┌─ Available records

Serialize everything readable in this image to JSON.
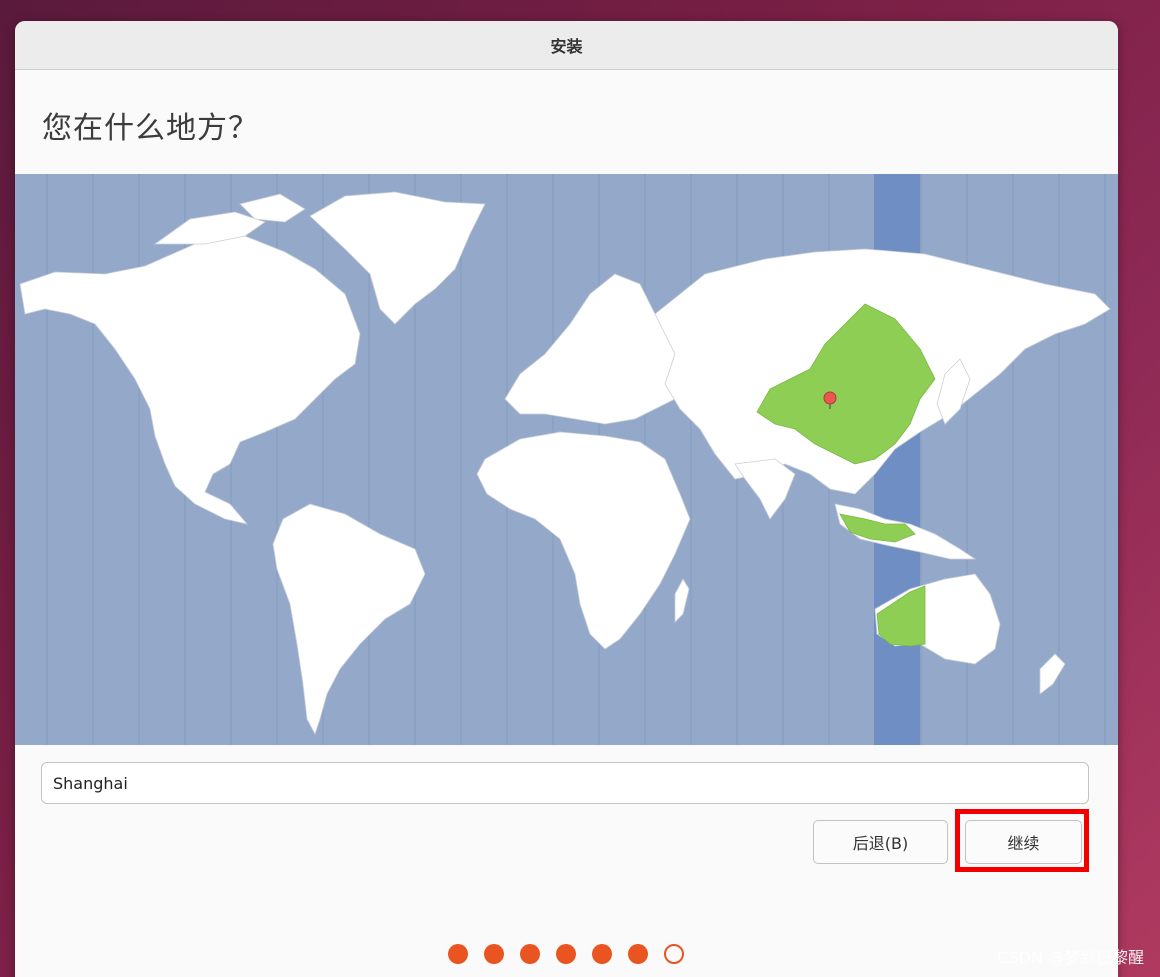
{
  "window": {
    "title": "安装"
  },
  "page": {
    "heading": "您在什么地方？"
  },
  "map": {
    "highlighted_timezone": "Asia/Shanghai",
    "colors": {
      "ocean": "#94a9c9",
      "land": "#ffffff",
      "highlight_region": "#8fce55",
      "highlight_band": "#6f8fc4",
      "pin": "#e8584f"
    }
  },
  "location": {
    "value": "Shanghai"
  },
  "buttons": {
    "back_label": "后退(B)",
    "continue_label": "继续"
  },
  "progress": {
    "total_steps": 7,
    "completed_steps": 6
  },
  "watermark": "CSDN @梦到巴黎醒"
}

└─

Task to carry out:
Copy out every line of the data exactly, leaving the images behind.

Solution to this problem:
Serialize everything readable in this image to JSON.
{
  "window": {
    "title": "安装"
  },
  "page": {
    "heading": "您在什么地方？"
  },
  "map": {
    "highlighted_timezone": "Asia/Shanghai",
    "colors": {
      "ocean": "#94a9c9",
      "land": "#ffffff",
      "highlight_region": "#8fce55",
      "highlight_band": "#6f8fc4",
      "pin": "#e8584f"
    }
  },
  "location": {
    "value": "Shanghai"
  },
  "buttons": {
    "back_label": "后退(B)",
    "continue_label": "继续"
  },
  "progress": {
    "total_steps": 7,
    "completed_steps": 6
  },
  "watermark": "CSDN @梦到巴黎醒"
}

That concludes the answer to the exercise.